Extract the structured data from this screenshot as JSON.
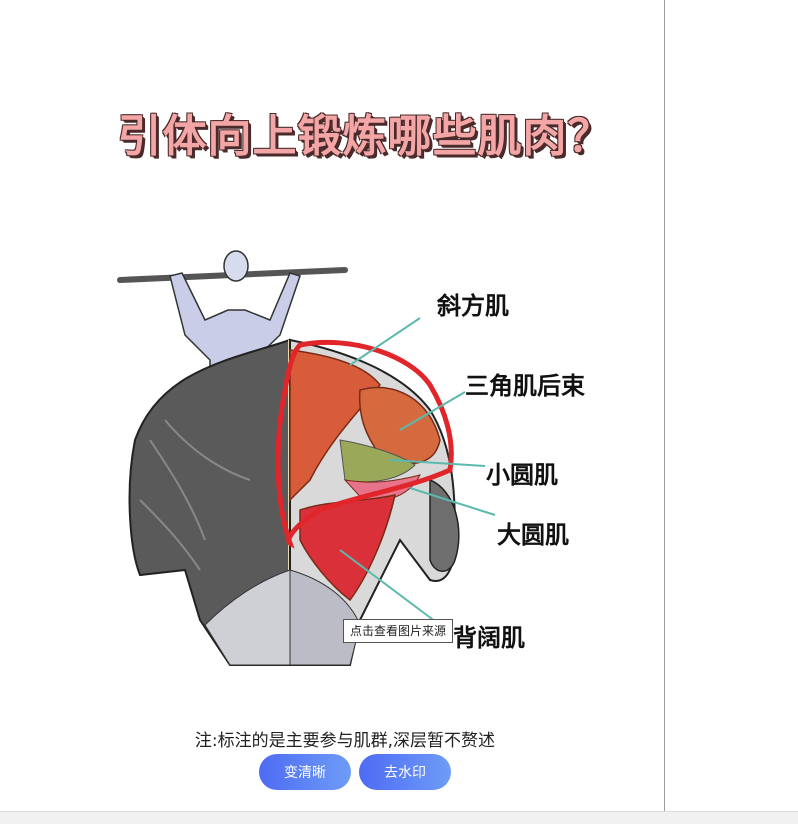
{
  "poster": {
    "title": "引体向上锻炼哪些肌肉？"
  },
  "labels": {
    "trapezius": "斜方肌",
    "rear_deltoid": "三角肌后束",
    "teres_minor": "小圆肌",
    "teres_major": "大圆肌",
    "latissimus": "背阔肌"
  },
  "tooltip": {
    "source": "点击查看图片来源"
  },
  "note": "注:标注的是主要参与肌群,深层暂不赘述",
  "buttons": {
    "clear": "变清晰",
    "watermark": "去水印"
  },
  "colors": {
    "title_pink": "#f4a6a6",
    "button_start": "#4e6bf3",
    "button_end": "#6e9cf7",
    "annotation_red": "#e0262a",
    "leader_teal": "#5cb9ad"
  }
}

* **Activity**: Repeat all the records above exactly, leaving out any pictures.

* **Solution to this exercise**:
Extract the structured data from this screenshot as JSON.
{
  "poster": {
    "title": "引体向上锻炼哪些肌肉？"
  },
  "labels": {
    "trapezius": "斜方肌",
    "rear_deltoid": "三角肌后束",
    "teres_minor": "小圆肌",
    "teres_major": "大圆肌",
    "latissimus": "背阔肌"
  },
  "tooltip": {
    "source": "点击查看图片来源"
  },
  "note": "注:标注的是主要参与肌群,深层暂不赘述",
  "buttons": {
    "clear": "变清晰",
    "watermark": "去水印"
  },
  "colors": {
    "title_pink": "#f4a6a6",
    "button_start": "#4e6bf3",
    "button_end": "#6e9cf7",
    "annotation_red": "#e0262a",
    "leader_teal": "#5cb9ad"
  }
}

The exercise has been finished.